- [Given records]
****

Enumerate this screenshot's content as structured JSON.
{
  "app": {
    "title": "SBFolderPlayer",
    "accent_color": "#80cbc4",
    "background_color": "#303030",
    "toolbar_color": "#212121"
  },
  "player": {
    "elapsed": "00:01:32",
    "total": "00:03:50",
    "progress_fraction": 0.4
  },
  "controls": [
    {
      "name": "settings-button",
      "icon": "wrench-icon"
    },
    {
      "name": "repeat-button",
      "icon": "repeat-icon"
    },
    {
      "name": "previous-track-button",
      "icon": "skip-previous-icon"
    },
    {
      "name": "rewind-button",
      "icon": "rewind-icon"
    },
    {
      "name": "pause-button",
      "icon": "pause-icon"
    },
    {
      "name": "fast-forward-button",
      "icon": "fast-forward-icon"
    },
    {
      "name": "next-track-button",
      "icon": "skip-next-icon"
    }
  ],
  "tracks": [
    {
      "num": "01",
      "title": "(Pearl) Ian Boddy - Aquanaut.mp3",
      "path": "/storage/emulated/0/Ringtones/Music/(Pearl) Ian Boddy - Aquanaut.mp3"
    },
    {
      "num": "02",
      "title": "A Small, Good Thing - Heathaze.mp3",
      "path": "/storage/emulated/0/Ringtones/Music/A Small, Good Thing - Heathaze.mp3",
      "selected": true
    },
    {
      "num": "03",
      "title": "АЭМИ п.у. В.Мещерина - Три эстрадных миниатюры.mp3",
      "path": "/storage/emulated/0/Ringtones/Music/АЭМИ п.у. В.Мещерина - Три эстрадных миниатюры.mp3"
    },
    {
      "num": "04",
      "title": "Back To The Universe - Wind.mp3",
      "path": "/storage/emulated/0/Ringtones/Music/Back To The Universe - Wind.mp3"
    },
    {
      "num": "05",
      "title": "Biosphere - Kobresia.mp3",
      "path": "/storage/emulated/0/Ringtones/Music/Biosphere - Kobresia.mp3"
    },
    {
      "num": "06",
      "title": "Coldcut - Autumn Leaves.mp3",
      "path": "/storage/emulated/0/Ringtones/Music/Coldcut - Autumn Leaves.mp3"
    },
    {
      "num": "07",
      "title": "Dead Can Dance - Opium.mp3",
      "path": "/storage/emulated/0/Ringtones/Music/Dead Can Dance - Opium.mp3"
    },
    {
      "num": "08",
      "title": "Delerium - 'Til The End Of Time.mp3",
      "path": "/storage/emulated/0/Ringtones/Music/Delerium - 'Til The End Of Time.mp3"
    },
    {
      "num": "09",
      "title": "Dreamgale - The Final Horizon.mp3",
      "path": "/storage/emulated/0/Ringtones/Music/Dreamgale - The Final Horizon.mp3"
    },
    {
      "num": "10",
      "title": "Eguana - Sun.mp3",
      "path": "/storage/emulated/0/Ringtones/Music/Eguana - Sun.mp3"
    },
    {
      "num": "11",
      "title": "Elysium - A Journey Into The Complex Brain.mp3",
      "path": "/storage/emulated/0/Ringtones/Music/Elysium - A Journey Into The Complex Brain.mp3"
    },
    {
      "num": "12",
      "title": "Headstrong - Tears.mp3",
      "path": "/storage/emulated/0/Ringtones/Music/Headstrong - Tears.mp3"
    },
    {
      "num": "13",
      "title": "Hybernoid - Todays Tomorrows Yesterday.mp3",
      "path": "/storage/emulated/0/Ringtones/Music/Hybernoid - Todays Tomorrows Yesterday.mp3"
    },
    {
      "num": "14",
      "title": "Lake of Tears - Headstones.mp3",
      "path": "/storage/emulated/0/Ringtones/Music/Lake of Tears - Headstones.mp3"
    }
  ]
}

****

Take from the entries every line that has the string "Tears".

      "title": "Headstrong - Tears.mp3",
      "path": "/storage/emulated/0/Ringtones/Music/Headstrong - Tears.mp3"
      "title": "Lake of Tears - Headstones.mp3",
      "path": "/storage/emulated/0/Ringtones/Music/Lake of Tears - Headstones.mp3"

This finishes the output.